    • Several references are made to the Queen's upcoming Budget Day speech. When it finally gets there... hoo, boy!
  • The Nicknamer: T.R. hands them out, like calling Rufus the "Drone Ranger."
  • Ninja Pirate Zombie Robot: Squeegee Ninja. T.R. shows the video (as part of his Trigger Warning series), and then has to rewind as a discussion breaks out among the security guys over how racist the name "Squeegee Ninja" is, since the guy is clearly not Japanese, but Arab/Indian/Indian (the other kind)/Sikh/Pakastani, or something.
  • Obfuscating Stupidity: T.R. does this some with his Texas hick act, especially in his "T.R. Mick" persona.
  • Royals Who Actually Do Something: Saskia pilots a jet airplane, cares for her people, attends T.R.'s summit... but she insists she has no power in the actual government, except for her once-a-year reading of the Budget Day Speech.
  • Secret Test of Character: T.R. and Rufus go hog shooting, but (Rufus figures out quickly) it's actually an interview. The key is when you are handed a weapon you haven't used before, ask for help instead of just faking it.
  • Serious Business: Fighting for your country by... throwing rocks and wielding sticks. There's a ranking system, betting in Vegas, fantasy leagues, etc.
  • Shown Their Work: It's a Neal Stephenson novel, after all. The entire novel is based on a pretty brilliant idea for stopping global warming.
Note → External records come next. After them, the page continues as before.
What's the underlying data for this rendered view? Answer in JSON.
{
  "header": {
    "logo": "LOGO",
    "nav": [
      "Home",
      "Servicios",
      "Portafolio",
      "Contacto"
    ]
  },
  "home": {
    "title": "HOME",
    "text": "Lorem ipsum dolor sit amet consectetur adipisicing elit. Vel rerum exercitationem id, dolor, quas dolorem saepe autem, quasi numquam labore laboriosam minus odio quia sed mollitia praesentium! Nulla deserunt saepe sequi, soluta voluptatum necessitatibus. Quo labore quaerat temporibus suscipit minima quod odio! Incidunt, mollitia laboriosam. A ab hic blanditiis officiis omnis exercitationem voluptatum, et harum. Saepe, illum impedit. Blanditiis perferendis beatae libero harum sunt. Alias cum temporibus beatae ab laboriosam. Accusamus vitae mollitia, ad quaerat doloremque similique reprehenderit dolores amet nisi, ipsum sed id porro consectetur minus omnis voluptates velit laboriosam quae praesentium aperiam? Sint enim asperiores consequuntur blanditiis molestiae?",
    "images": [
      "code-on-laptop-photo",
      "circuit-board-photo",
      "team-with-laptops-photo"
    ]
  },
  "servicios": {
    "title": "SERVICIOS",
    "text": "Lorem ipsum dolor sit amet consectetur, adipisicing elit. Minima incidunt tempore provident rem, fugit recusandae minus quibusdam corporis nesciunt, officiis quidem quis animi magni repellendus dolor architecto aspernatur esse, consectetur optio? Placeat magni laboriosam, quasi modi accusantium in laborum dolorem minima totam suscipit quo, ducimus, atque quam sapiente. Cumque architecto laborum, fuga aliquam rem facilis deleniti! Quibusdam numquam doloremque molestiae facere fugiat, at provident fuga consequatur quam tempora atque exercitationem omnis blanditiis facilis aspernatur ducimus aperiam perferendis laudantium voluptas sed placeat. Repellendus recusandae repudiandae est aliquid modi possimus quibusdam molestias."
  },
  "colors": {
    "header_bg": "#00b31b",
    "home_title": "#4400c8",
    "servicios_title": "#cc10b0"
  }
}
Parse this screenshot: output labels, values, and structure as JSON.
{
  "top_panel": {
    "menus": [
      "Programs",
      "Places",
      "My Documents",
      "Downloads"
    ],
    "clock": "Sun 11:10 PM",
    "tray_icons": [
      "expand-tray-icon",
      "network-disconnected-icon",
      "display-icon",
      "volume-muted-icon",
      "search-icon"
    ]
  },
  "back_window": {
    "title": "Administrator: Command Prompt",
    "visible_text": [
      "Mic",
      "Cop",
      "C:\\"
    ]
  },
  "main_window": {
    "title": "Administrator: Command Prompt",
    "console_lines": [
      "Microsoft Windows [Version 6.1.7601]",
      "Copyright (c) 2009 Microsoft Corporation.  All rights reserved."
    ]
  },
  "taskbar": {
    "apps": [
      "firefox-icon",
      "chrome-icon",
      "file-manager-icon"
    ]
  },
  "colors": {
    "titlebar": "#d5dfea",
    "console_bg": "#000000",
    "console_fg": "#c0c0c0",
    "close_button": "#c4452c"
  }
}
The book contains copious details about how T.R.'s plan works, diagrams for the Biggest Gun and its "bullets," and of course several infodumps on hog hunting and obscure martial arts, and lots of Exposition.
  • Southern-Fried Genius: Again, T.R. Says stuff like, "Hoo-ee!" and acts typically Texan, also single-handedly solves the world's biggest climate problem.
  • Spider-Sense: Laks seems to have mysteriously acquired this at some point. Justified, as he has drones feeding information into his new head full of tech.
  • Title Drop: Occurs during an explanation of the titular phenomenon, where, after something is being done for a while, there is fear of stopping and causing a "rebound" effect (in this case, that global warming would worsen if they stopped the efforts).
  • 20 Minutes into the Future: Just a few decades from now, the book takes place in a globally-warmed future where all the near-sea-level areas are seriously threatened.
  • Two Lines, No Waiting: More than two, typical for a Stephenson novel. You have the queen's story, and the redneck's, and the Sikh fighter guy's, and others, and occasionally the lines cross.
  • You Need to Get Laid: Some of the funniest moments in the novel are the text messages between Saskia and her daughter on this subject.